Henry Osterman was born near Essen, Germany in 1862. His family was involved in farming and milling. He served three years in the German Army before coming to the United States in 1889 at the age of 27 with his brothers William, Frank and August. The four brothers, for reasons unknown, settled in Walla Walla. While they had little knowledge of the English language or of building practices in the northwest, they found work as carpenters. With the exception of Henry, all of the Osterman brothers returned to Germany around 1896. By that time Henry had begun to work as a general contractor and by 1899 like many builders of the day, he started to advertise himself as an architect (he used his home address for his office). Any formal architectural training that Osterman had remains unknown, but there is reference to having some type of training in Dussuldorf before he immigrated to the United States.

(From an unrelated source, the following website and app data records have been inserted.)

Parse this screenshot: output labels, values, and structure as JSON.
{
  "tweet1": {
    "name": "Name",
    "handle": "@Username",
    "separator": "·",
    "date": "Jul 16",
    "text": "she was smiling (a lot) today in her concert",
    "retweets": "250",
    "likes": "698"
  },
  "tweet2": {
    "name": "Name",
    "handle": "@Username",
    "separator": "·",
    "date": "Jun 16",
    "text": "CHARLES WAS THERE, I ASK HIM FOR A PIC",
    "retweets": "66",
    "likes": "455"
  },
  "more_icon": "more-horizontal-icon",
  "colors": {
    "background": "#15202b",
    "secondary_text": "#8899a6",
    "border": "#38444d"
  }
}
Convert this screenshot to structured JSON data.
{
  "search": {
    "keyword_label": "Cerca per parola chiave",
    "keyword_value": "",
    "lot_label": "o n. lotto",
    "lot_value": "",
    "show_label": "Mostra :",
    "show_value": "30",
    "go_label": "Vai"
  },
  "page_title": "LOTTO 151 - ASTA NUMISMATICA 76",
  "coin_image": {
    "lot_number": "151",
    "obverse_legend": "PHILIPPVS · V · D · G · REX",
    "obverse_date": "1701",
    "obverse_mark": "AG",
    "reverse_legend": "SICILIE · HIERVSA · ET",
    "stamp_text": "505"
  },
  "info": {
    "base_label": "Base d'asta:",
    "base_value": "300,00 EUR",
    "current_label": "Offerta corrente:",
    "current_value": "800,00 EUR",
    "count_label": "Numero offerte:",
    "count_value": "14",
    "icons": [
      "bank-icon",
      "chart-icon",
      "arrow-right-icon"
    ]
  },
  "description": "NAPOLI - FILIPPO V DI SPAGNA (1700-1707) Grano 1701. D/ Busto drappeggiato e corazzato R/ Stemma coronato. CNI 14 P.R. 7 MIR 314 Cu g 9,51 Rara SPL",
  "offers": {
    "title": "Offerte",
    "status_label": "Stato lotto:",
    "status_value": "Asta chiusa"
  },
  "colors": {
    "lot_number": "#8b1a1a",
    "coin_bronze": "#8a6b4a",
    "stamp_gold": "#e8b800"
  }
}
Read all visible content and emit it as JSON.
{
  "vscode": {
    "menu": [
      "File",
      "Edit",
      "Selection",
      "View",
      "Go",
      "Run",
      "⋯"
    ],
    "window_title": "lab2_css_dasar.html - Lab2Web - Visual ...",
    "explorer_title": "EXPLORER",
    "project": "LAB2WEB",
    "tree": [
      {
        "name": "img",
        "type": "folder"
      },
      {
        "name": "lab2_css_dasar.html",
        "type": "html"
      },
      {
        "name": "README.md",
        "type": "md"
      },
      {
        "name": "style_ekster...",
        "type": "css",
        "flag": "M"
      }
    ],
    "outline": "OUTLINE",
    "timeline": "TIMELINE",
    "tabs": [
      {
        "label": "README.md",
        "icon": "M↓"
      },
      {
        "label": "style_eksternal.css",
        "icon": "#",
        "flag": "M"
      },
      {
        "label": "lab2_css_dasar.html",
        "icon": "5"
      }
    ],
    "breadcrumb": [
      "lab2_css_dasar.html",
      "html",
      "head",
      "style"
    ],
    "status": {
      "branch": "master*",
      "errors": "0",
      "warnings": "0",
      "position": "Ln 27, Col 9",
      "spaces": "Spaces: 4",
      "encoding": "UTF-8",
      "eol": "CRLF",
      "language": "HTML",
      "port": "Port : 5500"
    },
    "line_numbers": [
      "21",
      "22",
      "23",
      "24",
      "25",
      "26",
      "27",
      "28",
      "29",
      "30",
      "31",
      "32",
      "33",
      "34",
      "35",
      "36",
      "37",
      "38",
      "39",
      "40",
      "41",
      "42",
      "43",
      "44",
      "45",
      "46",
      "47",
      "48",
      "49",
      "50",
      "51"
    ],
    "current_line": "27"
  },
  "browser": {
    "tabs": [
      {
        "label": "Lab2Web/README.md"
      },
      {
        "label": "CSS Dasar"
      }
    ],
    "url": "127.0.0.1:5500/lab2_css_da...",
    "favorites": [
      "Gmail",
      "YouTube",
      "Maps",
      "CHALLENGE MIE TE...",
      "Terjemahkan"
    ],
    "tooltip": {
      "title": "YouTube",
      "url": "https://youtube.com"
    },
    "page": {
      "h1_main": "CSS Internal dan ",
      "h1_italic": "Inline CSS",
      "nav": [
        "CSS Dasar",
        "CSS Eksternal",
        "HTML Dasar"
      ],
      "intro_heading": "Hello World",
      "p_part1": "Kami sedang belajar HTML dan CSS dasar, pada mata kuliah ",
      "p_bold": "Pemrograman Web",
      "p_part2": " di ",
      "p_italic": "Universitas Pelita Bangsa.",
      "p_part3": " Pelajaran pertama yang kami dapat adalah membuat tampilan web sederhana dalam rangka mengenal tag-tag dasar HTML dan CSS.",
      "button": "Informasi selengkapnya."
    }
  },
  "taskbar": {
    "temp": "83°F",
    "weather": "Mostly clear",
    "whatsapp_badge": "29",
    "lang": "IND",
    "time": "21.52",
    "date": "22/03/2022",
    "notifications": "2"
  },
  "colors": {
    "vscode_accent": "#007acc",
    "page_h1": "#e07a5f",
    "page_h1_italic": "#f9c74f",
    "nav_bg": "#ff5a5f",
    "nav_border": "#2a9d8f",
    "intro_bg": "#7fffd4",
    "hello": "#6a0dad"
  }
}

He did however receive his architectural license in 1919 when Washington Sate began registering architects (Certificate #119).
In 1902 Osterman married Geneva Cooney of Iowa. With a new family at home, in 1905 he moved his office into the downtown and accepted his first associate, Victor E. Siebert, in 1912. A native of Walla Walla, Siebert actually began his architectural studies with Osterman at the age of 18. He remained in the office as a draftsman for three years, then went east to complete his education, entering MIT in the fall of 1906. While there he pursued a special course in architecture, attending the institution for four years. After completing his studies he entered into partnership with Peter F. McLaughlin and they established business in Pittsfield, Massachusetts, under the firm name of McLaughlin & Siebert. The partnership lasted for two and a half years.
In the fall of 1912 Siebert decided to return to Walla and entered into a formal partnership with Osterman. Together the firm of Osterman & Siebert prospered until Ostermans retirement in 1927. Known projects include the Walla Walla Armory (1920); the County Courthouse (1916); Dixie High School (1921); Preston Hall (1913) in Waitsburg; the Ellis Hotel; Siel Building; Walla Walla High School & Gym; the Central Fire Station; Jefferson School; City Hall; the YMCA Building (1907); Green Park School (1905); Sharpstein School; Prospect Point School; the Masonic Temple; the Carnegie Library (1905); Electric Light Works Building (1910); and Central Christian Church.
Osterman retired in 1927 and moved to Seattle to be near to his son. He passed away there on June 4, 1936. His son, Hugo, and grandson, Henry L., also became architects and practiced in the Seattle area through the 1960s.
Adapted from Walla Walla Fair Pavilion WHR nomination - by Rita Kaufmann